All families have a story, and sometimes that story is told in pictures. A recent project of ours brought this to light in a very poignant way.
This family’s story starts in Nazi-occupied Paris, where an ancestor’s portrait was prominently displayed in the family apartment. An evening raid by Nazi soldiers caused the apartment to be literally sprayed by machine gun fire – ripping holes in any number of possessions – including this stately gentleman’s portrait. Soon after, the family fled the City of Lights for safer environs in a number of countries, taking only a few of their most cherished possessions with them. One such possession was the Portrait, presumably to preserve some of the family heritage in the event that they never returned to their home in Paris.
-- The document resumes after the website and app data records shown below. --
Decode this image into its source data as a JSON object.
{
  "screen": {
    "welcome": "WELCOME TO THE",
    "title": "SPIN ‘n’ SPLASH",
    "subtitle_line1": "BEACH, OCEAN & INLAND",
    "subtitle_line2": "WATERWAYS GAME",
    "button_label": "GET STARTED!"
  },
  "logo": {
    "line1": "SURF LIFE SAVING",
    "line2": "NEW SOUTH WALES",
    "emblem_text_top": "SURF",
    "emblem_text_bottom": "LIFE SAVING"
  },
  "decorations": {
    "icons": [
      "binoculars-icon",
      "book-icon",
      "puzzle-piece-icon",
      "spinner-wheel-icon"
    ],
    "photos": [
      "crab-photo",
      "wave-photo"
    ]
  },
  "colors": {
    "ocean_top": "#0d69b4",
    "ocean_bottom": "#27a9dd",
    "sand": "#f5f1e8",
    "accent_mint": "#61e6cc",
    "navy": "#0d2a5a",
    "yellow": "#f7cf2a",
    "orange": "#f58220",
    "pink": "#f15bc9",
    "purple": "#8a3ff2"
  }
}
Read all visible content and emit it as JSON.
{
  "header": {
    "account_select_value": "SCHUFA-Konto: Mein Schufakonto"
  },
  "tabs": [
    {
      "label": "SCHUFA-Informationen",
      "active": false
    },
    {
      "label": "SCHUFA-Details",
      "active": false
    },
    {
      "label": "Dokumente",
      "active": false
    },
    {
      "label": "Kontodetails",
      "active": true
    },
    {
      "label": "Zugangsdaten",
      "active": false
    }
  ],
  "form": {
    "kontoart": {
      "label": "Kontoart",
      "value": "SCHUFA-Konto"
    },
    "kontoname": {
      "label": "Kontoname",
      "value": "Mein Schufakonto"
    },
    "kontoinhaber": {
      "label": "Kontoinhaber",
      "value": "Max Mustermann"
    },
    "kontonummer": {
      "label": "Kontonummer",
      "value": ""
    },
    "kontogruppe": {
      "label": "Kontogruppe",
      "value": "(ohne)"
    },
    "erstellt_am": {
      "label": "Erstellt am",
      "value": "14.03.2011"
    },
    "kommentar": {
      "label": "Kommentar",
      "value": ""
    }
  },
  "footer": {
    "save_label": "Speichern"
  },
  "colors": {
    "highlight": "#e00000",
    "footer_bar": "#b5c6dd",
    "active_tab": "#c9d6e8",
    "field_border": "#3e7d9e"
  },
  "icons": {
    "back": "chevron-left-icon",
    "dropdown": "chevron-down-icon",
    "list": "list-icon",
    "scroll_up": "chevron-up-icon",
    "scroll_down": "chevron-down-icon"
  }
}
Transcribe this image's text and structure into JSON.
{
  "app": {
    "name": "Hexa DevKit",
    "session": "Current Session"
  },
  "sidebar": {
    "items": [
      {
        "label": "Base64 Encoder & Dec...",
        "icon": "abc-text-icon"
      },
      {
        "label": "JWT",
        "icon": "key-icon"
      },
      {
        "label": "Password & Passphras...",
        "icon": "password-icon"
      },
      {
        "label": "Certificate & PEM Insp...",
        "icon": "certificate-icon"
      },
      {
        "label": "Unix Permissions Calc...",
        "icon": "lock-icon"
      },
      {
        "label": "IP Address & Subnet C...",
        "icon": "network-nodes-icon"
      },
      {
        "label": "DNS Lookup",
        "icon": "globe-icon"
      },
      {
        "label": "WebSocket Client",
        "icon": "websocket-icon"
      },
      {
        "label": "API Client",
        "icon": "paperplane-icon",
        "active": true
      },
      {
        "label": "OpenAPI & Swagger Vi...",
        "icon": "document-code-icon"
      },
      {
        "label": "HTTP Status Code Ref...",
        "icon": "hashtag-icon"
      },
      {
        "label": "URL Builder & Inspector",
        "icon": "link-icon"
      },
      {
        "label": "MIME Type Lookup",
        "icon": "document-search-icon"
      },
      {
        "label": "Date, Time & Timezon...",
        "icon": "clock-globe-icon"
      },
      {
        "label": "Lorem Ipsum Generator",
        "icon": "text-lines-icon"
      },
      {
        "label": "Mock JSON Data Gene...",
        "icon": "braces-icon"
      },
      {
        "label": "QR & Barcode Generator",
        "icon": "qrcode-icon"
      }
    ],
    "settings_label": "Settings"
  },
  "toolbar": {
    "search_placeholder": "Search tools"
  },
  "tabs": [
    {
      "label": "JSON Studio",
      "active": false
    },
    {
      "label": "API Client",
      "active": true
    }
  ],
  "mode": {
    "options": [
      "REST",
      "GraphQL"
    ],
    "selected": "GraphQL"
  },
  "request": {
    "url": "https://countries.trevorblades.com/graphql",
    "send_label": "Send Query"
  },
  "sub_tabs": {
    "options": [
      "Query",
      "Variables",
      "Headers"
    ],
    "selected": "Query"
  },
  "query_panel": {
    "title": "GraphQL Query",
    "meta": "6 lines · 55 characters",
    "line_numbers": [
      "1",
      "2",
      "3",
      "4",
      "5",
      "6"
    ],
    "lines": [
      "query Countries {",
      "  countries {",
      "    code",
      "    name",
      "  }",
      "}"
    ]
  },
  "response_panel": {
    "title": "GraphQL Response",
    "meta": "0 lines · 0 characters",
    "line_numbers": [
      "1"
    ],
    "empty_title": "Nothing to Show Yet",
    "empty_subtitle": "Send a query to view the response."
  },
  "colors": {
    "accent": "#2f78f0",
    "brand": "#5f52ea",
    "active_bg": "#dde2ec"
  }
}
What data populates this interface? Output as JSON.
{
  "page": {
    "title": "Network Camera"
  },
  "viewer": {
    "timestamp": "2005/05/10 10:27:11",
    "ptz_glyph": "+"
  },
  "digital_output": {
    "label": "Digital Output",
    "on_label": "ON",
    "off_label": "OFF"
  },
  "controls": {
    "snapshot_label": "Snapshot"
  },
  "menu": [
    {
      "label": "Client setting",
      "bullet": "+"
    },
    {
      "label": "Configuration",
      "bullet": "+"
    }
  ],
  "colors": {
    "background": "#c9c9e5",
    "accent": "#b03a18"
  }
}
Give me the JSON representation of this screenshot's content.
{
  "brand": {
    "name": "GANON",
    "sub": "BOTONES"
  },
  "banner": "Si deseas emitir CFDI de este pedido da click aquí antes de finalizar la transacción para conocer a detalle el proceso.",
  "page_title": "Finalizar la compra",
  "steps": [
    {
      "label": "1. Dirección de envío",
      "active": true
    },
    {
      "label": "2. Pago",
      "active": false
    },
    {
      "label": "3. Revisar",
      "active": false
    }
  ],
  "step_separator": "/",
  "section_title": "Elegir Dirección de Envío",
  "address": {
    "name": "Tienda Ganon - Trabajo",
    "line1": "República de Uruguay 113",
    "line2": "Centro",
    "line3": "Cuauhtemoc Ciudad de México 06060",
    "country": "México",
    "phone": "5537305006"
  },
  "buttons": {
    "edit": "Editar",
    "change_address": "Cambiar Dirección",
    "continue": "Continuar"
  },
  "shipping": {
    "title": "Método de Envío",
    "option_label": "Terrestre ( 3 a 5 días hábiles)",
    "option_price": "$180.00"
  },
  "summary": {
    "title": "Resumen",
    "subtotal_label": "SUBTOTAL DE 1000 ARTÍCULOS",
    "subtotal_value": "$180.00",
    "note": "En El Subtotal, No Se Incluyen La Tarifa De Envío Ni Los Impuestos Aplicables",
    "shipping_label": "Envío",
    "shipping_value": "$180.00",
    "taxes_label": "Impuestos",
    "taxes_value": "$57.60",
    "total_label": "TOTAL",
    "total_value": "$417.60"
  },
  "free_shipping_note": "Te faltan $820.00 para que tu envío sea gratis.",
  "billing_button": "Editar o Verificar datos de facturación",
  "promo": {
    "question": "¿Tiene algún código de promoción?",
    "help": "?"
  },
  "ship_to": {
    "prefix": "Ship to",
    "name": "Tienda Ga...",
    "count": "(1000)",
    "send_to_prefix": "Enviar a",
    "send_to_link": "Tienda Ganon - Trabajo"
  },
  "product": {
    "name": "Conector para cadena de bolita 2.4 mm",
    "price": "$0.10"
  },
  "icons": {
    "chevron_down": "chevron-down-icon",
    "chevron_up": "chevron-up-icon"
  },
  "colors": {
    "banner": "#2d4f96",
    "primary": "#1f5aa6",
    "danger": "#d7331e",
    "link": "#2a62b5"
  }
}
After the War, the family was able to return to their home, and promptly hung the Portrait back in it’s place of prominence. Now, generations later, a great nephew who had been intrigued by the portrait’s history during his visits to the Paris homestead as a youth, has come to possess it, adding it to his list of cherished family artifacts.
His challenge to us was to stabilize the frame, which had been neglected for years and was no longer capable of holding the painting, while still preserving the “story” of the piece – in other words, “keep the bullet holes”. A new gold lip was installed where the canvas meets the frame, and the painting was then reinstalled, ready to find it’s new place of prominence. And so the “story” continues.
While this family’s story has a bit of intrigue that might set it apart from the rest of ours, the take-away needs to be that we all have a story, and that story can be told by displaying objects and images passed down from one generation to the next. It only takes a little imagination and the desire to be the one that takes the initiative to keep that story going.